A Rebel Soldier’s Aim Is Still Pretty Accurate, But His Timing Is Off , Ralph Blumenthal, New York Times, October 4, 2008.
Was it the South rising again? Or just a very uncivil blunder on a hallowed Virginia battleground?
Either way, Thomas Lord, a Bronx-born Yankee, felt the bite of a rebel bullet in Dixie last weekend, 143 years after the surrender at Appomattox. He was the latest casualty of a national conflict under re-enactment most anytime, anywhere above and below the Mason-Dixon line, although not normally with live ammunition. “I’ve never been shot before,” said Mr. Lord, 73, a former New York police officer and a corporal in the Seventh New York Volunteer Cavalry, or rather, a latter-day and somewhat aged replica of that unit.

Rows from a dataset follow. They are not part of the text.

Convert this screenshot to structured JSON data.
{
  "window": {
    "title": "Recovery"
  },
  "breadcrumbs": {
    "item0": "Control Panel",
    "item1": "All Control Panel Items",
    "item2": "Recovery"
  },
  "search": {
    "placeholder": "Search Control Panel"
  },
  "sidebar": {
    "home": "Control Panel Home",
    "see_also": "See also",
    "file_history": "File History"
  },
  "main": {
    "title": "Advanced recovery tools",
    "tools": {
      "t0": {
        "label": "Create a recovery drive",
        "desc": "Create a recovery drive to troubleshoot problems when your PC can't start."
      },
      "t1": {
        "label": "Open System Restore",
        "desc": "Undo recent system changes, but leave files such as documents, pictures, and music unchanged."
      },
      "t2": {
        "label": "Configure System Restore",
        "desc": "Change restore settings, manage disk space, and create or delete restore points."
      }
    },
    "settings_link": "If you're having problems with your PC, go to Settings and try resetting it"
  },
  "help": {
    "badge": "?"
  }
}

On Sept. 27, Mr. Long and the rest of the bluecoats were lined up for re-enactment of a nasty piece of trench warfare near Suffolk, Va.
“The rebels were dug in and we had taken their earthworks,” he said. “We had just gotten down to the trench and raised our kepis. We finished saying ‘Hurrah! Hurrah!’ when I was hit with a .44-cal ball.” The marble-size projectile, evidently fired from the Confederate ranks, struck him in the back and passed though his shoulder, forcing a truce while a helicopter was flown to the battlefield to take him to a hospital.
The shot just missed a fellow trooper, Jon Hofmeister, a real-life chief petty officer in the Navy, recently back from Iraq. Mr. Long, who moved to Virginia after he retired, returned home from the hospital this week. He said he was bandaged but recovering well, with his doctor, he said, “amazed that I could have the strength and mobility in the wounded limb.” But the psychic wounds may take longer to heal.
“Nobody came forward, that’s what’s bothering me,” said John C. Jobe, 66, a retired construction supervisor originally from upstate New York and a sergeant in the mounted unit. Mr. Jobe said the ball, a modern reproduction, came from a pistol “and only three people, on the Confederate side, had pistols.” He said the guns produced “a terrible kick” so the shooter must have known he had fired. All of the Union soldiers’ guns, .54-caliber Sharps carbines, were inspected before the battle to make sure they were empty, as is the iron-clad rule at re-enactments, Mr. Jobe said.
“These things happen,” said Kay Jorgensen, editor of Civil War News, a Vermont monthly reporting historical happenings and preservation efforts. In 1998, a re-enactor was shot in the neck at a 135th anniversary event at Gettysburg (medical researchers used the opportunity to compare his treatment with that of veterans wounded in the original carnage). Another re-enactor was shot in the foot in August 2008, also at Gettysburg. No arrests have been made. “We’re still trying to locate certain individuals,” said Sheriff C. W. Phelps of Isle of Wight County.
The shooter may not have been one of the official re-enactors, he said, but possibly a “walk-on” more difficult to identify. The re-enactment was performed at the behest of filmmakers shooting a documentary of the battle. But the filmmakers have forced investigators to go to court to compel production of the footage, the sheriff said. According to a casting call sent out by e-mail in August, the film is being made by a company called Alderwerks and is directed by Matt Burchfield, who worked on the 2005 Terrence Malick feature, “The New World.” An e-mail message sent this week to the casting company drew no response.
Mr. Lord, who grew up in the Bronx and grew enamored of history at the Kingsbridge Historical Society, retired as a city police officer and moved first to Arizona in 1983 and later to Virginia, where the Seventh New York Volunteer Cavalry maintains historical roots. The original regiment departed New York for battle in 1861 and, after being federalized as the First Regiment Mounted Rifles, fought in many crucial engagements in Virginia under the new Union commander, Ulysses S. Grant, in 1864. The filming began last Saturday morning about 7; the Union re-enactors arrived about 9 a.m., and Mr. Lord was shot around 12:30 p.m. “They had the rebels on the run,” Mr. Jobe said. “We had just chased them out of the trench and they had run down the trench line. They were trying to push us out of the trenches.”
Then, he recalled: “Tom said, ‘Something hit me.’ There was blood coming out of his back. We got his jacket off. It looked like there was something protruding out of his chest. He was not bleeding all that bad. We called an ambulance.” Mr. Jobe accompanied Mr. Lord to the hospital while the filming went on without them. If the rebel who fired the bullet is ever caught, “You better believe I’m going to press charges,” Mr. Lord said. Some “yahoos,” he said, “are still fighting the war.”
Photos: Top---After Mr. Lord was shot, a truce was called while medical personnel attended to him. Mr. Lord was released from the hospital this week, but the police in Isle of Wright County, Va. still did not have a suspect (New York Times)
Bottom---Thomas Lord, 73, a retired New York police officer who portrays a Union cavalryman, was wounded during a re-enactment last month. (New York Times)
Text Source: New York Times, October 4, 2008.